## TASK DESCRIPTION
Below are some records. Pull every line that contains the word "title".

** Opening RAW DATA block **

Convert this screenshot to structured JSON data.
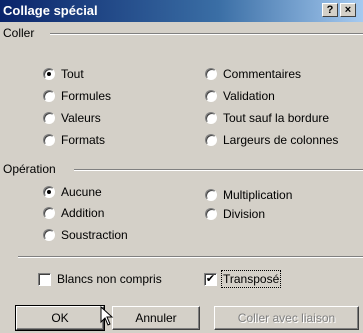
{
  "window": {
    "title": "Collage spécial",
    "help_label": "?",
    "close_label": "×"
  },
  "coller": {
    "label": "Coller",
    "options": [
      {
        "label": "Tout",
        "selected": true
      },
      {
        "label": "Formules",
        "selected": false
      },
      {
        "label": "Valeurs",
        "selected": false
      },
      {
        "label": "Formats",
        "selected": false
      },
      {
        "label": "Commentaires",
        "selected": false
      },
      {
        "label": "Validation",
        "selected": false
      },
      {
        "label": "Tout sauf la bordure",
        "selected": false
      },
      {
        "label": "Largeurs de colonnes",
        "selected": false
      }
    ]
  },
  "operation": {
    "label": "Opération",
    "options": [
      {
        "label": "Aucune",
        "selected": true
      },
      {
        "label": "Addition",
        "selected": false
      },
      {
        "label": "Soustraction",
        "selected": false
      },
      {
        "label": "Multiplication",
        "selected": false
      },
      {
        "label": "Division",
        "selected": false
      }
    ]
  },
  "checkboxes": {
    "blancs": {
      "label": "Blancs non compris",
      "checked": false
    },
    "transpose": {
      "label": "Transposé",
      "checked": true,
      "check_mark": "✔"
    }
  },
  "buttons": {
    "ok": "OK",
    "annuler": "Annuler",
    "coller_liaison": "Coller avec liaison"
  }
}
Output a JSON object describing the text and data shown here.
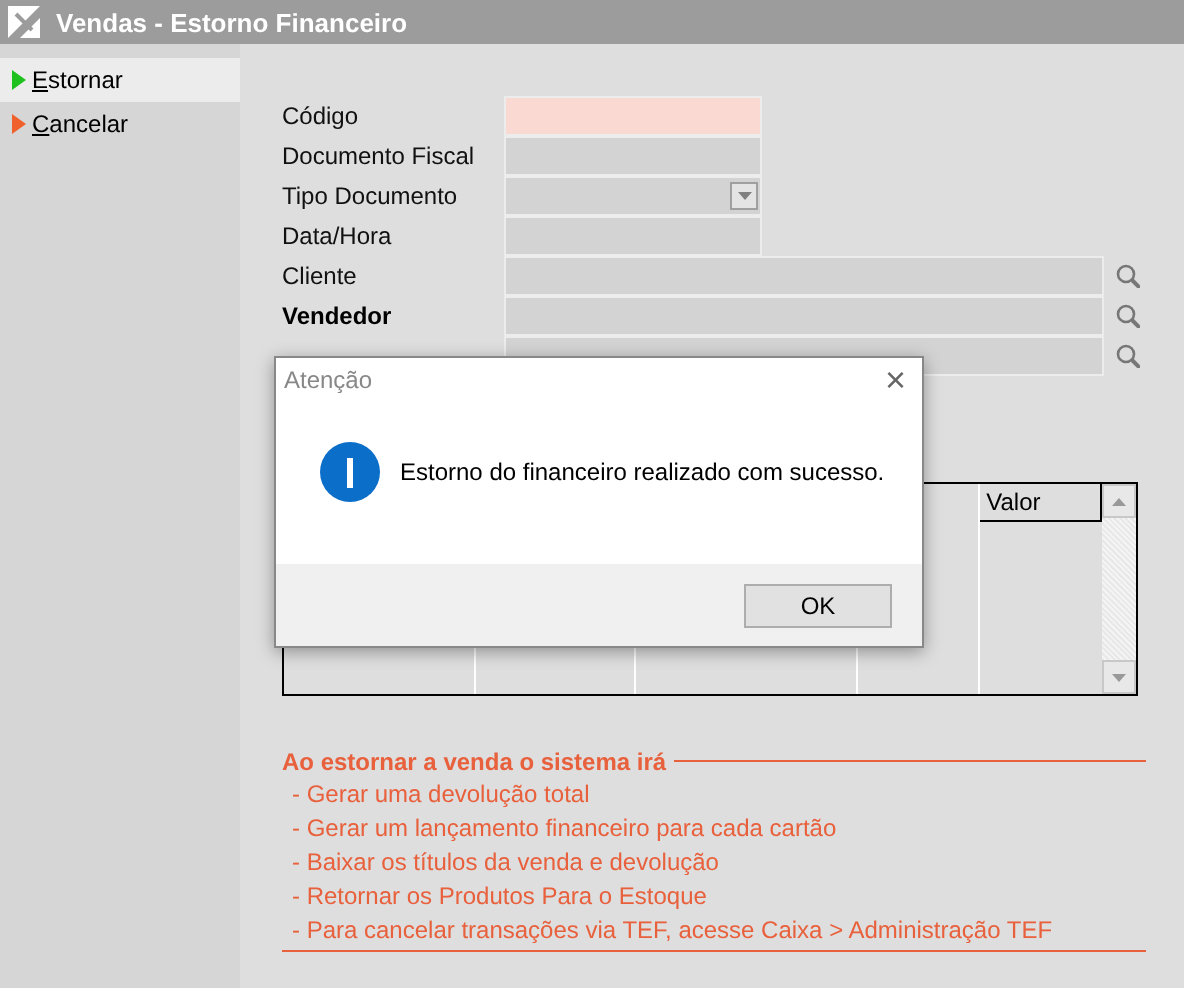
{
  "window": {
    "title": "Vendas - Estorno Financeiro"
  },
  "sidebar": {
    "items": [
      {
        "label": "Estornar",
        "selected": true,
        "color": "#1ec01e"
      },
      {
        "label": "Cancelar",
        "selected": false,
        "color": "#f0602c"
      }
    ]
  },
  "form": {
    "fields": [
      {
        "label": "Código",
        "kind": "text",
        "required": true,
        "emphasized": false
      },
      {
        "label": "Documento Fiscal",
        "kind": "text",
        "required": false,
        "emphasized": false
      },
      {
        "label": "Tipo Documento",
        "kind": "select",
        "required": false,
        "emphasized": false
      },
      {
        "label": "Data/Hora",
        "kind": "text",
        "required": false,
        "emphasized": false
      },
      {
        "label": "Cliente",
        "kind": "lookup",
        "required": false,
        "emphasized": false
      },
      {
        "label": "Vendedor",
        "kind": "lookup",
        "required": false,
        "emphasized": true
      },
      {
        "kind": "lookup",
        "required": false
      }
    ]
  },
  "grid": {
    "visible_column": "Valor"
  },
  "notes": {
    "heading": "Ao estornar a venda o sistema irá",
    "items": [
      "- Gerar uma devolução total",
      "- Gerar um lançamento financeiro para cada cartão",
      "- Baixar os títulos da venda e devolução",
      "- Retornar os Produtos Para o Estoque",
      "- Para cancelar transações via TEF, acesse Caixa > Administração TEF"
    ]
  },
  "dialog": {
    "title": "Atenção",
    "close": "×",
    "message": "Estorno do financeiro realizado com sucesso.",
    "buttons": [
      "OK"
    ]
  }
}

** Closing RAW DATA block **

## YOUR RESPONSE
    "title": "Collage spécial",
    "title": "Vendas - Estorno Financeiro"
    "title": "Atenção",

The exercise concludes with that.